Amanda Lough
Postdoctoral Fellow

Amanda Lough

Research Interests

Volcano seismology; DLP seismic sources; glacial seismic sources; seismology

Academics

B.S., Geological Sciences, University of Missouri-Columbia, 2007 M.A., Earth and Planetary Sciences, Washington University in St. Louis, 2009 Ph.D., Earth and Planetary Sciences, Washington University in St. Louis, 2014

Contact & Links

  • (202) 478-2394 | fax: (202) 478-8821
  • alough at carnegiescience.edu
  • Department of Terrestrial Magnetism
    Carnegie Institution of Washington
    5241 Broad Branch Road, NW
    Washington, DC 20015-1305
  • Curriculum Vitae

Overview

Amanda Lough
Example spectrogram of a DLP (Deep Long Period) seismic event recorded at station ST08 near the ECR (Executive Committee Range) volcanic complex in Marie Byrd Land, Antarctica. DLP events are low frequency (as know as low period) events typically below 5 Hz that are thought to be associated with magma and and other fluid movement in volcanic systems. After Lough et al., 2013.

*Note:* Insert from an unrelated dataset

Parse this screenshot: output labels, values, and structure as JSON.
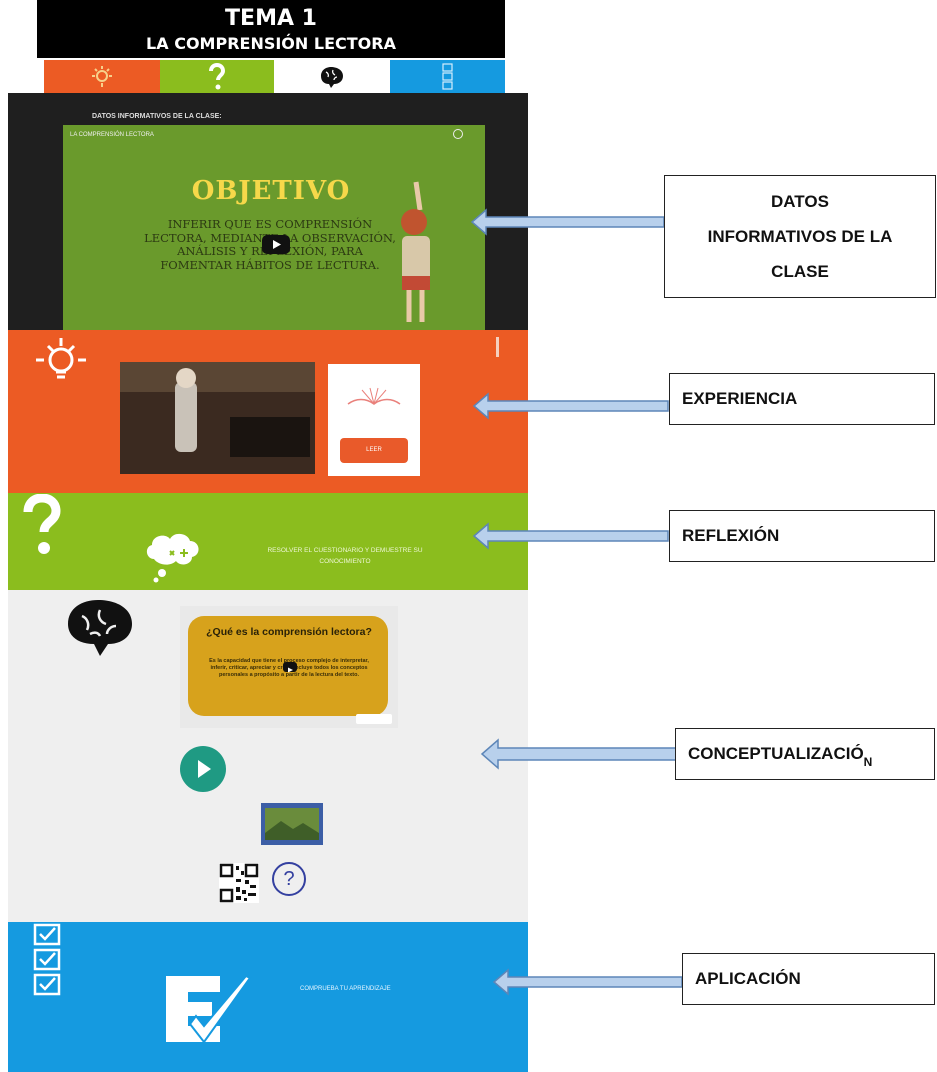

The overall goal of Amanda Lough's graduate research at Washington University was to generate a catalog of the local seismicity of Antarctica using a regional temporary deployment of broadband seismographs (POLENET/ANET and GAMSEIS arrays). She used traditional detection techniques to find high frequency seismic events originating from tectonic, glacial, and volcanic processes and also developed a method to detect low frequency (long period) seismic signals often referred to as 'slow' events. She then investigated several interesting types of signals she found during her detections. One set of signals are DLP (Deep Long Period) events originating from the current location of subglacial volcanic activity in the Executive Committee Range (ECR) in Marie Byrd Land. This work was published in Nature Geoscience in 2013 and is the basis for a proposal to return to the ECR with a small, dense network of seismometers and GPR (ground penetrating radar). Another interesting set of events have been coined 'firnquakes' and are low frequency events which do not produce visible body waves and only record large surface waves. These events are thought to be related to small scale crevasses in wind-glazed surfaces and seem to only occur in East Antarctica.

At DTM, Lough will switch gears from primarily glacial seismology to volcano seismology. She will continue her work with DLPs only this time studying the DLPs of the Aleutian Island volcanoes in Alaska. She will also be looking at other types of volcanic seismicity in the Aleutian Islands. One of the main goals in studying the seismicity of volcanoes is to gain a better understanding of what DLPs represent and to gain insight into the magma transport systems beneath individual volcanoes. She also hopes to return to the ECR under a new proposal to install a dense, local network of seismometers to better categorize the subglacial activity.